the sports section

Here’s What the Renovated Madison Square Garden Looks Like

One of the two bridges spanning the length of Madison Square Garden.

Madison Square Garden has undergone major renovations — or a “transformation,” to use their preferred word — over each of the past three summers. The finished product will be unveiled to the public tomorrow night, when the Knicks take on the Bobcats in a preseason game, but officials showed off the building’s new look earlier today.

The Seventh Avenue entrance was totally redone this summer. The arena doors are now located at the top of these steps, in front of the entrance to the theater. (Previously, the doors were located closer to the box office.)

Beyond those doors is an area called Chase Square, which is more open than this space was pre-renovation.

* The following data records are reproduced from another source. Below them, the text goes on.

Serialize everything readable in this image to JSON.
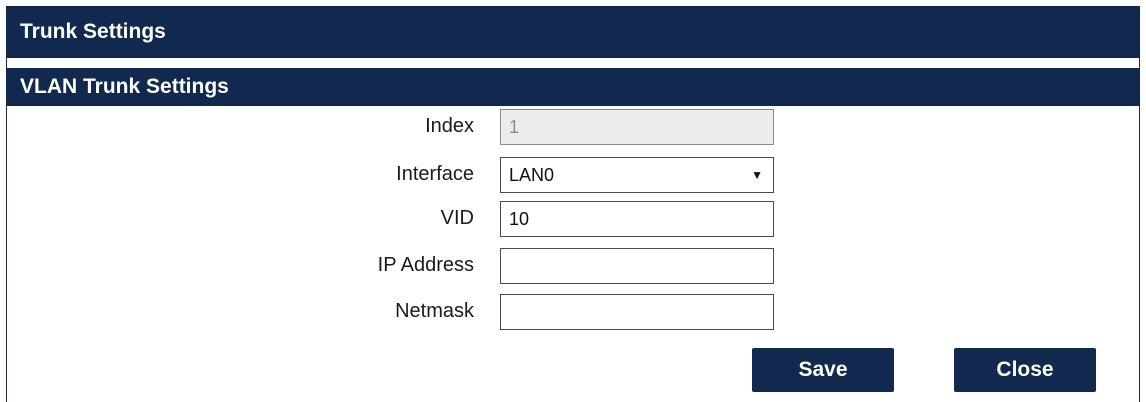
{
  "header": {
    "title": "Trunk Settings"
  },
  "section": {
    "title": "VLAN Trunk Settings"
  },
  "form": {
    "index": {
      "label": "Index",
      "value": "1"
    },
    "interface": {
      "label": "Interface",
      "value": "LAN0"
    },
    "vid": {
      "label": "VID",
      "value": "10"
    },
    "ip_address": {
      "label": "IP Address",
      "value": ""
    },
    "netmask": {
      "label": "Netmask",
      "value": ""
    }
  },
  "buttons": {
    "save_label": "Save",
    "close_label": "Close"
  },
  "colors": {
    "header_bg": "#11284f",
    "button_bg": "#11284f",
    "text_on_dark": "#ffffff"
  },
  "icons": {
    "dropdown": "chevron-down-icon"
  }
}
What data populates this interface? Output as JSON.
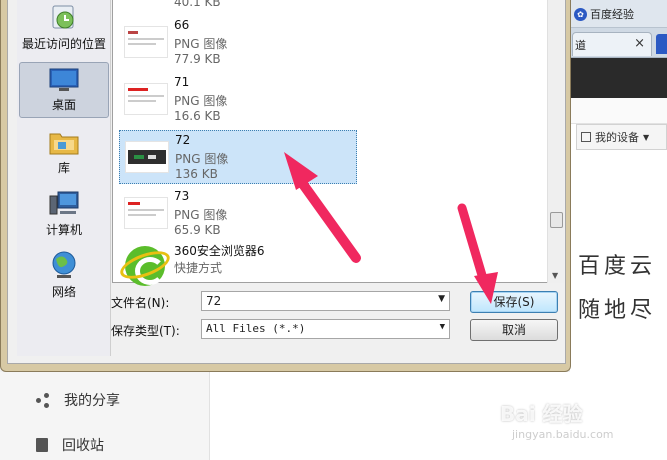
{
  "browser": {
    "tab1_label": "百度经验",
    "tab2_label": "道",
    "tab2_close": "×",
    "device_button": "我的设备",
    "device_dropdown": "▼",
    "hand_line1": "百度云",
    "hand_line2": "随地尽"
  },
  "sidebar": {
    "share_label": "我的分享",
    "recycle_label": "回收站"
  },
  "nav": {
    "items": [
      {
        "label": "最近访问的位置",
        "icon": "recent-places-icon"
      },
      {
        "label": "桌面",
        "icon": "desktop-icon",
        "selected": true
      },
      {
        "label": "库",
        "icon": "libraries-icon"
      },
      {
        "label": "计算机",
        "icon": "computer-icon"
      },
      {
        "label": "网络",
        "icon": "network-icon"
      }
    ]
  },
  "files": {
    "top_partial_size": "40.1 KB",
    "items": [
      {
        "name": "66",
        "type": "PNG 图像",
        "size": "77.9 KB"
      },
      {
        "name": "71",
        "type": "PNG 图像",
        "size": "16.6 KB"
      },
      {
        "name": "72",
        "type": "PNG 图像",
        "size": "136 KB",
        "selected": true
      },
      {
        "name": "73",
        "type": "PNG 图像",
        "size": "65.9 KB"
      },
      {
        "name": "360安全浏览器6",
        "type": "快捷方式",
        "size": ""
      }
    ]
  },
  "form": {
    "filename_label": "文件名(N):",
    "filename_value": "72",
    "filetype_label": "保存类型(T):",
    "filetype_value": "All Files (*.*)",
    "save_button": "保存(S)",
    "cancel_button": "取消"
  },
  "watermark": {
    "brand": "Bai 经验",
    "url": "jingyan.baidu.com"
  },
  "colors": {
    "annotation_arrow": "#f0285f",
    "selection": "#cce4f9"
  }
}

On the right of this photo — taken from the south side of the lobby area — is a Madison Square Garden store. To orient yourself: In the back of this photo is the box office, and the ramp that leads to the turnstiles is to the left of the ticket windows.

On both the north and south sides of Chase Square, just beyond the arena doors, there’s a video board built into the ceiling. This photo was taken during a video presentation shown during today’s press conference. It’s just like looking up at the real skyline, in a horrifying version of the city where all the buildings are covered with ads for Eagles concerts!

The new, larger center-hung scoreboard. During the press tour, that Knicks logo was the only image shown, but at first glance it appears to be a big improvement over the old scoreboard.

Photo: Joe DeLessio

Smaller screens are built into the bottom of the scoreboard for fans with seats near the ice or court — and for the players themselves to look at, if necessary.

All the Rangers banners are grouped together on the Seventh Avenue side of the arena. (At least some of these banners appear to be updated versions of the ones that had been hanging in the Garden. Curiously, there’s no banner for the Rangers’$2 1994 Eastern Conference title.) There’s also a second LED ribbon board on both the Seventh Avenue and Eighth Avenue ends of the arena. (Update: We reached out to the Garden and learned that they decided not to include conference title banners for either the Knicks or Rangers if the team also won the championship that year.)

There are new versions of the Knicks’ banners, as well. Note the era-specific logos. (The use of the old Father Knickerbocker logo is particularly awesome.)

Photo: Joe DeLessio

The Garden added ten more “Defining Moments” displays in the concourses this year. This one commemorates the Rangers’$2 1994 Stanley Cup title. (That’s the jersey Craig MacTavish was wearing when he took the final face-off in game seven of the finals.) Other new displays include Larry Johnson’s four-point play in 1999, and Syracuse’s six-overtime win over UConn in the 2009 Big East Tournament.

This is a photo of Rangers goalie Henrik Lundqvist and Justin Bieber. (It’s part of a series of photos, on the eighth floor concourse, of players away from the ice or court.)

The good news is the Garden has added a bunch of cool displays, like this one with Wayne Gretzky’s locker. The bad news is you need to have a ticket on the Signature Suite Level to see them.

Photo: Joe DeLessio

The walkway on one of the two Chase Bridges that span the length of the arena. The bridges actually blend in better than we expected them to. (You can get a sense of this from the photo at the top of this post.)

Photo: Joe DeLessio

The first row of seats on the northern Chase Bridge.

Photo: Joe DeLessio

The view from the northern Chase Bridge. We only spent a few seconds in these seats during the tour, but when facing the court, it didn’t feel drastically different than sitting in the front row of the upper level in any other arena. (The major difference is that, instead of looking over a railing, you’re looking through a pane of glass, similar to the design of the West Balcony seats installed last year.)

Photo: Joe DeLessio

Our biggest concern about the bridges is that they’d obstruct the views of the seats in the back rows of the main seating bowl. But the views from these seats weren’t as bad as we expected. This photo was taken from the last row, and though the main scoreboard is blocked, it doesn’t feel as cramped as we feared. (There are smaller video boards built onto the back of the bridges.) The real test will be whether fans walking along the bridge will be a distraction during an actual game. For what it’s worth, Garden officials insist it won’t be. Today’s tour didn’t include a visit to the blue seats on the Eighth Avenue side of the building, though Hank Ratner, CEO of the Madison Square Garden Company, said that there are no obstructed views there, even in the back rows.

The new capacity for hockey will be 18,006; for basketball, it’ll be 19,812. That hockey capacity is roughly 200 seats fewer than the pre-renovation number of 18,200, though a Garden spokesperson says the actual capacity has been fluctuating in recent years, so the building hadn’t necessarily held that many for Rangers games in recent seasons.

Photos: The Renovated Madison Square Garden